Diabetes Drug Helps Dieting Teens Lose Weight
Metformin plus lifestyle changes might play a role in obesity treatment, researchers say
MONDAY, Feb. 1 , 2010 (HealthDay News) -- A medication used to treat type 2 diabetes appears to help overweight teenagers lose weight when combined with a program designed to help them change their lifestyle habits, researchers report.
The obese kids who took the drug, metformin XR, lost a small but statistically significant amount of weight, says a study in the February issue of Archives of Pediatrics & Adolescent Medicine.
According to the study, almost a third of American children are overweight or obese, conditions that put them at high risk for type 2 diabetes and high blood pressure.

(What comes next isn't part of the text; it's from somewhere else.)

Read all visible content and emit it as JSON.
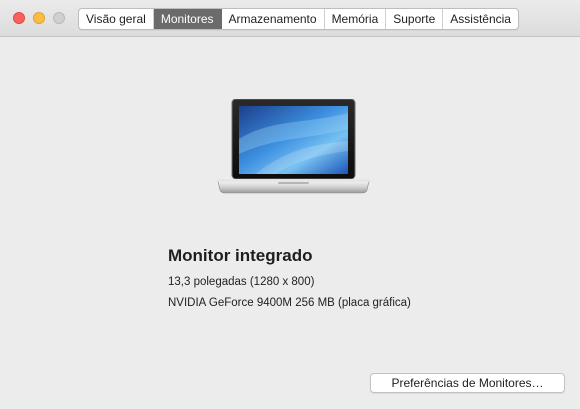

While some doctors use metformin to treat non-diabetic fat teens, it hasn't been clear if it actually works.
Researchers enrolled 77 fat adolescents, aged 13 to 18, in a program designed to boost their physical activity and help them control their diet. Some received a placebo, while others got a daily dose of 2,000 milligrams of metformin XR.
Over a year, the average body-mass index -- a measurement of weight in relation to height -- fell by 0.9 in the metformin group but grew by 0.2 in those who took a placebo.
"Metformin was safe and tolerated in this population. These results indicate that metformin may have an important role in the treatment of adolescent obesity," the authors concluded. "Longer-term studies will be needed to define the effects of metformin treatment on obesity-related disease risk in this population."
The U.S. National Library of Medicine has more on metformin.